The community of nations is no longer with us. This is bigger than any full-out casserole of policy failures. Those are passing and long-term reparable. The global mission is over (such as it ever was), and that is history’s wheel turning.
Maybe it took a young Democratic president, a brave, admirable, not-quite-up-to-it man faced with a crisis of Syria’s complexity, to push this truth in our faces and get us beyond a dozen years of pretending. Obama may go into Syria soon, congressional assent or no. (He has surrendered on popular support.) It would do no more than worsen already evident perceptions of arrogance and ignorance, and many other nations have found this alienating combination in us before.
Quality control: A week ago in this space I asserted that tossing the Syria question to Congress was clever politics on Obama’s part. The truth is otherwise. The dithering—which is what it has turned out to be—is another factor in the upending of this administration’s not-a-policy Syria policy.
François Heisbourg, a cheese in policy circles on both sides of the English Channel, just published a critique in the Financial Times of “Mr. Obama’s strange argument that a strike was not time-sensitive.”
I am not with Heisbourg in his conclusions—that putting the Syria question into legislative debate in London and Washington has made the world “a safer place for those who use chemical weapons.” Emphatically it has not. But his thoughts on the consequences of Obama’s hesitation—which will be on the table this week, stated or otherwise—are provoking.
“Punishment and/or the restoration of deterrence are by definition urgent in strategic affairs: If you are not ready and able to re-establish deterrence quickly, your ability to do so effectively diminishes rapidly.”
Heisbourg regrets a lost chance to wield the terrible swift sword.
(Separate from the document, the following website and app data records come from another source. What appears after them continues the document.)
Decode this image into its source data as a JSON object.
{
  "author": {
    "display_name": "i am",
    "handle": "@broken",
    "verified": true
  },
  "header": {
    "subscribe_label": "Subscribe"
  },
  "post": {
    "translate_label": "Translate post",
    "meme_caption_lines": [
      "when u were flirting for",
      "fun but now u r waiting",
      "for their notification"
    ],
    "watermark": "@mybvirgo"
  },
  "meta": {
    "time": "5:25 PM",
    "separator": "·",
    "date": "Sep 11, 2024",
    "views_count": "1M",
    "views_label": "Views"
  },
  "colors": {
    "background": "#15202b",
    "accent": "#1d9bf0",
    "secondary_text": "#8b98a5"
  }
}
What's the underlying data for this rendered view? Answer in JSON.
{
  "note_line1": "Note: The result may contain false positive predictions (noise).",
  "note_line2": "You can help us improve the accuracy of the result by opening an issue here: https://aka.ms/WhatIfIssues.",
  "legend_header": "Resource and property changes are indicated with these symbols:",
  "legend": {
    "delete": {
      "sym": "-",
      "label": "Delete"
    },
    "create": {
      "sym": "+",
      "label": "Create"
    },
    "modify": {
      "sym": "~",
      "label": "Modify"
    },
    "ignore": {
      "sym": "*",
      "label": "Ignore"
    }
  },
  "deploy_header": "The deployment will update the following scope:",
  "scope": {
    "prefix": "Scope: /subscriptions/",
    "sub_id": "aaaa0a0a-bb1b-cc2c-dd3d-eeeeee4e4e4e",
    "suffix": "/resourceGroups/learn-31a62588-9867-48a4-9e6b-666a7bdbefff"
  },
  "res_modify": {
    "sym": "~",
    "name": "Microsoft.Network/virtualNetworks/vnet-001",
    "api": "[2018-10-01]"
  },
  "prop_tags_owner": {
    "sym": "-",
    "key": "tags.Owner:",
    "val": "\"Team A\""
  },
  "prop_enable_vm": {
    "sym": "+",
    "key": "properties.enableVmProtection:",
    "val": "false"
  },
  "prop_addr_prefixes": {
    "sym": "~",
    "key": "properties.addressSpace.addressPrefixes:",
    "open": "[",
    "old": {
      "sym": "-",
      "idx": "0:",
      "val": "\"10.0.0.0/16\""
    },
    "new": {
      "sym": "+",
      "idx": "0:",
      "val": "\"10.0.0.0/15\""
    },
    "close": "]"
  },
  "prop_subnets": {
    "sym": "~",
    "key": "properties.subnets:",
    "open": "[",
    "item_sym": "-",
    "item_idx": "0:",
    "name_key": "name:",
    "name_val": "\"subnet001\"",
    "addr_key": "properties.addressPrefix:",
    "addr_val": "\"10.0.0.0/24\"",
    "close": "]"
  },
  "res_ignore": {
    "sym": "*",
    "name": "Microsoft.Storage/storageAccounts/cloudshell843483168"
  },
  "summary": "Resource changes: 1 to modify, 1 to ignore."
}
I read the remark as a reason for putting it aside (no, not down) and saying, “It’s too late, and the world has just spun.” Then we proceed to statecraft as one of our advanced 21st century technologies.